Pinpoint Common Tantrum Triggers
For example, if a trip to the supermarket in the afternoon usually triggers a tantrum, go in the morning or before lunch when your child is not in a mood.
Put Yourself in Your Child’s Shoes
A request that would no doubt seem perplexing to you would make perfect sense to your child. When this happens, try to really understand what your kid wants so you could present him or her more acceptable choices that would work for both of you, suggests an educator from a child care centre in Granville.
Learn the Art of Distraction
This is especially useful when you’re out in a public place since toddlers have especially short attention spans. Once you feel a tantrum brewing, point out an animal, vehicle, or something interesting nearby and do so in a very excited voice. It also helps to be prepared when you go out with your child, so stuff a book, toy, or snack in your bag before heading out.
Pick Your Battles Wisely

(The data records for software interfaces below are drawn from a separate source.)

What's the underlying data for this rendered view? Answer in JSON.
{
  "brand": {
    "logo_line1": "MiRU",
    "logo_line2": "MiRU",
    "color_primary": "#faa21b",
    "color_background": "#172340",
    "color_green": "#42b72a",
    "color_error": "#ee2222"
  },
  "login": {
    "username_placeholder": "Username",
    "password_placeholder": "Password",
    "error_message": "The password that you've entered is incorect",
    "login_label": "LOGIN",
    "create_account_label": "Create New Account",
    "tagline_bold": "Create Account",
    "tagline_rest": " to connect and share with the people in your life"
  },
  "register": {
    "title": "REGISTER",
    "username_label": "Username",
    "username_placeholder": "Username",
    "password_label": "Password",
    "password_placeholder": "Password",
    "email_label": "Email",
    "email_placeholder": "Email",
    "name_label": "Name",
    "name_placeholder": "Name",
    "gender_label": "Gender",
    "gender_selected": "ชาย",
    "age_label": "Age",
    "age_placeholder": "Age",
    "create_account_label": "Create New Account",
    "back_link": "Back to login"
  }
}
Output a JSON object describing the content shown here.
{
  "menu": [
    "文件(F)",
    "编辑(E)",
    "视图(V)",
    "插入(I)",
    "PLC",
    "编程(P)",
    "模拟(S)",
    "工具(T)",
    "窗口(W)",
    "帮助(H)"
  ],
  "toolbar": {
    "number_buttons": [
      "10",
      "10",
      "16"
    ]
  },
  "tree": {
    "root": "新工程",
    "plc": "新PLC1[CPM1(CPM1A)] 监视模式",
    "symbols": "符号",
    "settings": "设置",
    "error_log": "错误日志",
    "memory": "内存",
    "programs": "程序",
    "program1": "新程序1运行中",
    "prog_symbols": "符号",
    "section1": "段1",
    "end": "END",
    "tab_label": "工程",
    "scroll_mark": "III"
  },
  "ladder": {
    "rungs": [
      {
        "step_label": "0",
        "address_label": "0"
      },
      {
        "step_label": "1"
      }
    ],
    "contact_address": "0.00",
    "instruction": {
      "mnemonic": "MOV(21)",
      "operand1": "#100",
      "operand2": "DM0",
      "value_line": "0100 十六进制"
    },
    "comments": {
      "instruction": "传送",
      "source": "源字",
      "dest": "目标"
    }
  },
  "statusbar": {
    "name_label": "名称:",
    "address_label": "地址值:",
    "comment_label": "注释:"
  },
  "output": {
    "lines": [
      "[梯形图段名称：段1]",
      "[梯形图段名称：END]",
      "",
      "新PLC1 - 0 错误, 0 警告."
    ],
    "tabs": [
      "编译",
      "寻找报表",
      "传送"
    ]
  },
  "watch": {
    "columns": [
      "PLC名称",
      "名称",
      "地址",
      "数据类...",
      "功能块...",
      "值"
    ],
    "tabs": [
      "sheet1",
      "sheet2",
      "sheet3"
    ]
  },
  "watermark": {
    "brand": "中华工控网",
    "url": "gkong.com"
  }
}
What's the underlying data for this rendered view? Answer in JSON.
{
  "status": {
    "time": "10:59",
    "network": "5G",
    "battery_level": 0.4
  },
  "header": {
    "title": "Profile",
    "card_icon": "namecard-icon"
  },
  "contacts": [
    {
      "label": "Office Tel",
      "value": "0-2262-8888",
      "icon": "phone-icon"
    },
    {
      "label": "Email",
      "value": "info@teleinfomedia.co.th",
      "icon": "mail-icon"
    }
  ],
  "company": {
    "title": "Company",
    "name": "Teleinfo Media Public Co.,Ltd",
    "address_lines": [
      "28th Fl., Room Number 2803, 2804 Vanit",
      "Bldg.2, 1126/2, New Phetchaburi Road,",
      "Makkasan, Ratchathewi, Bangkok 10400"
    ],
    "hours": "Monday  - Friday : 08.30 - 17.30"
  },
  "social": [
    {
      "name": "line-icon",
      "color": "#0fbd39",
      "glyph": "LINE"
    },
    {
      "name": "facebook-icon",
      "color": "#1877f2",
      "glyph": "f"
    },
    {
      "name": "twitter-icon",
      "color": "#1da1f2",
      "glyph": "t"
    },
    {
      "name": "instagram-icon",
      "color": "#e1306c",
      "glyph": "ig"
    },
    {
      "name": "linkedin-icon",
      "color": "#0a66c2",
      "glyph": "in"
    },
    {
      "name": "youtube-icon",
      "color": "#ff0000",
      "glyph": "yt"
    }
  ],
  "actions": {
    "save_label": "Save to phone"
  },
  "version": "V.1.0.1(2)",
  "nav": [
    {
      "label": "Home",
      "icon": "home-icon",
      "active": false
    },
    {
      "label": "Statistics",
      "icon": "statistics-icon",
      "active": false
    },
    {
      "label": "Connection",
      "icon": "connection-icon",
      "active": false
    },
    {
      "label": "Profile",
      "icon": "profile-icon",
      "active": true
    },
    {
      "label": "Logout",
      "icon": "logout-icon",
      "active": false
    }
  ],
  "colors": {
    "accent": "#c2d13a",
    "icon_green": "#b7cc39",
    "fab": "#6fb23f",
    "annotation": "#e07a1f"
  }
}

For example, if your child loves to wear eccentric or mismatched outfits, would it really matter to you if he or she goes out in weird-looking clothing? In instances where your kid has to wear something specific, use positive language when making your request. Instead of ‘don’t wear…’ say ‘what if we do this or…’ to encourage your child to cooperate and make him or her feel some control over the situation.
Keep in mind that what might work for you and your child might not necessarily for another parent. And in instances where you feel completely out of touch and feel that you can’t deal, take a breather instead of lashing out at your child. Yes, preventing tantrums is hard, but it’s generally about understanding your child and his or her triggers.